(TASK INPUT begins)

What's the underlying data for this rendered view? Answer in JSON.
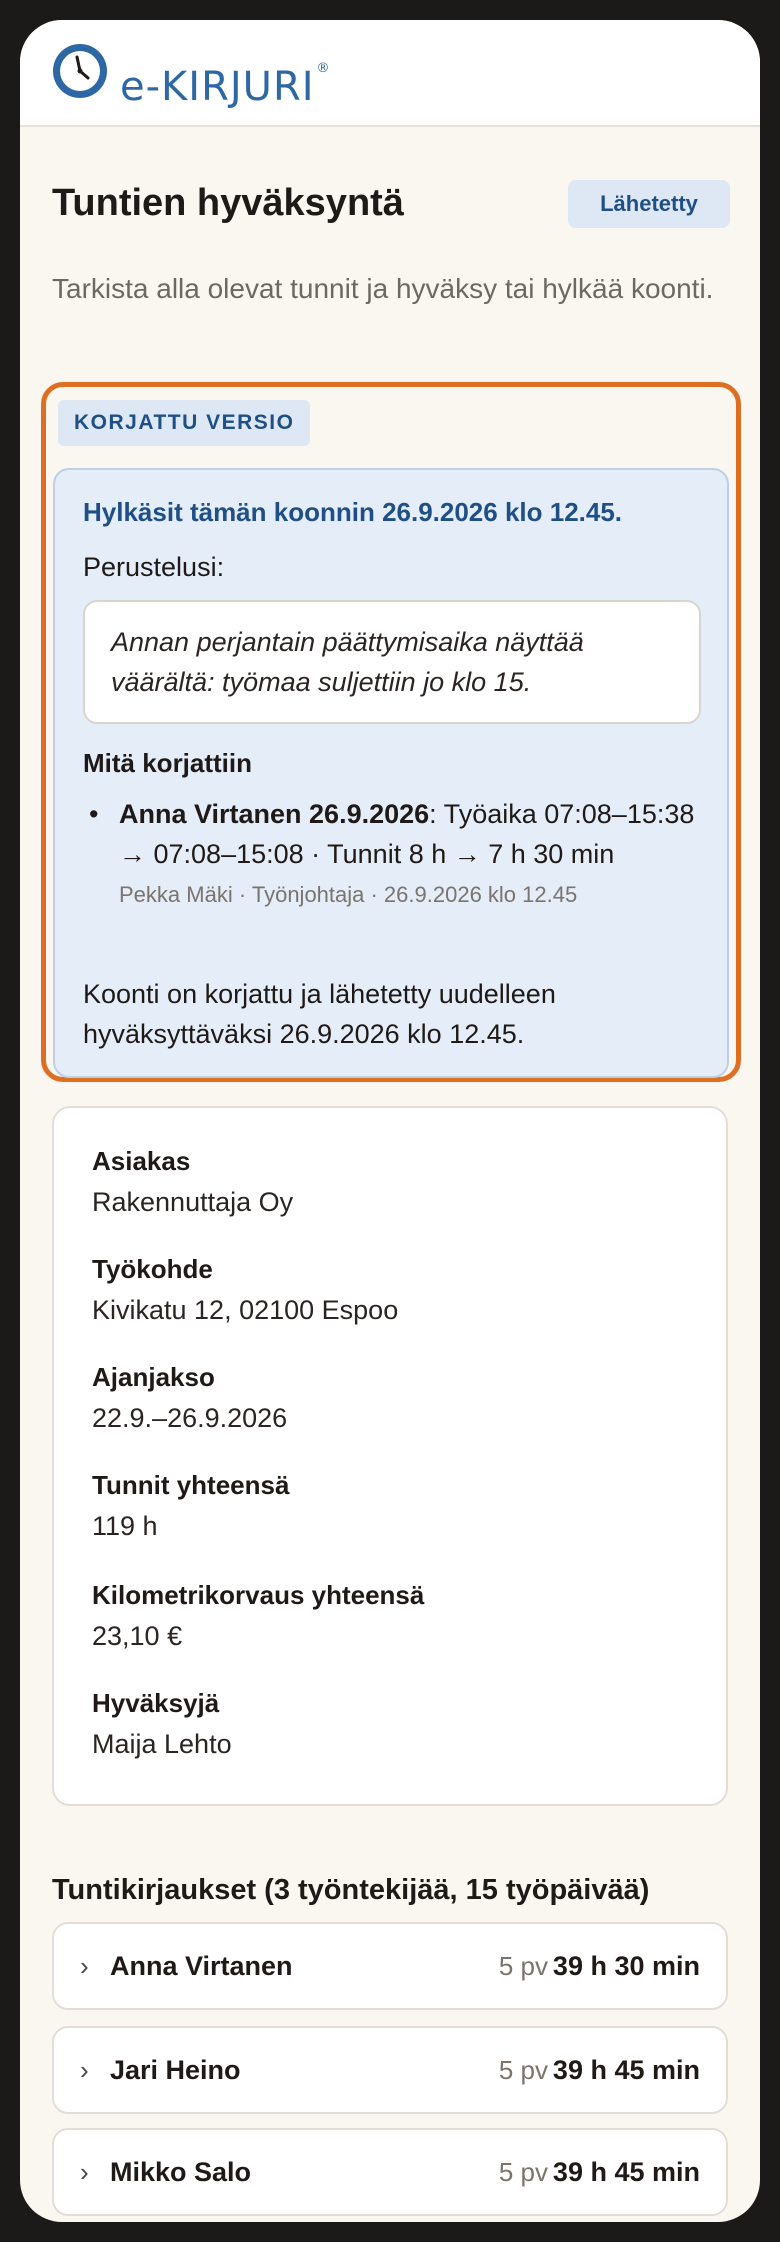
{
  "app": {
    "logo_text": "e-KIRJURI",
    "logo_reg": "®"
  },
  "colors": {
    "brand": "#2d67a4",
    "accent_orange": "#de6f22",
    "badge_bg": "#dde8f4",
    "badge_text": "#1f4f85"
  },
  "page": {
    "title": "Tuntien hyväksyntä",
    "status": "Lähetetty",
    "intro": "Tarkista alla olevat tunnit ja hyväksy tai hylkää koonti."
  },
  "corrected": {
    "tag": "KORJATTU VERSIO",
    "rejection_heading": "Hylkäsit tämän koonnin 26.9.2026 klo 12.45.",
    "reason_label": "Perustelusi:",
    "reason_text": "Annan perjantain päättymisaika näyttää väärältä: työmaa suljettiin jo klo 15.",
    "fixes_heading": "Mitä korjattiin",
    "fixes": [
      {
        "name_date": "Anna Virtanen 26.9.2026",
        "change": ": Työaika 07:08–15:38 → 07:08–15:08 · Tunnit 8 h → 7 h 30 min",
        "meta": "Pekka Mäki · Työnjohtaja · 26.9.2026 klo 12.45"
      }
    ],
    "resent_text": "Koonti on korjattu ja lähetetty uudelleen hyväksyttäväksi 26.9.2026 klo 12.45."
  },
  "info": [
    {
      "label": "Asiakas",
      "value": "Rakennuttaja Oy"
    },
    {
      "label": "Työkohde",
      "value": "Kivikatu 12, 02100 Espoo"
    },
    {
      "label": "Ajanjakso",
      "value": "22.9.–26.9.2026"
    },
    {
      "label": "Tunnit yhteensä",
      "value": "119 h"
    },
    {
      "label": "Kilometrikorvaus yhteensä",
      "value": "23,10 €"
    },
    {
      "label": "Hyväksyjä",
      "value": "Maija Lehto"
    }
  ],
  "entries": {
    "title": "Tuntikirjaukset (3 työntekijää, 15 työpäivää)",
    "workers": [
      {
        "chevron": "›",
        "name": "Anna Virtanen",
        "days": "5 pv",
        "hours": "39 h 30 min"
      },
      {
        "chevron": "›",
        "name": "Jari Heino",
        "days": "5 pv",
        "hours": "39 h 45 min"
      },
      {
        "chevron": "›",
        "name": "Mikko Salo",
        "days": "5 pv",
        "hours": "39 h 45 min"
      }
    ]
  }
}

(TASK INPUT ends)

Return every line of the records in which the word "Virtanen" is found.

RESULT FOR THIS EXERCISE:
        "name_date": "Anna Virtanen 26.9.2026",
        "name": "Anna Virtanen",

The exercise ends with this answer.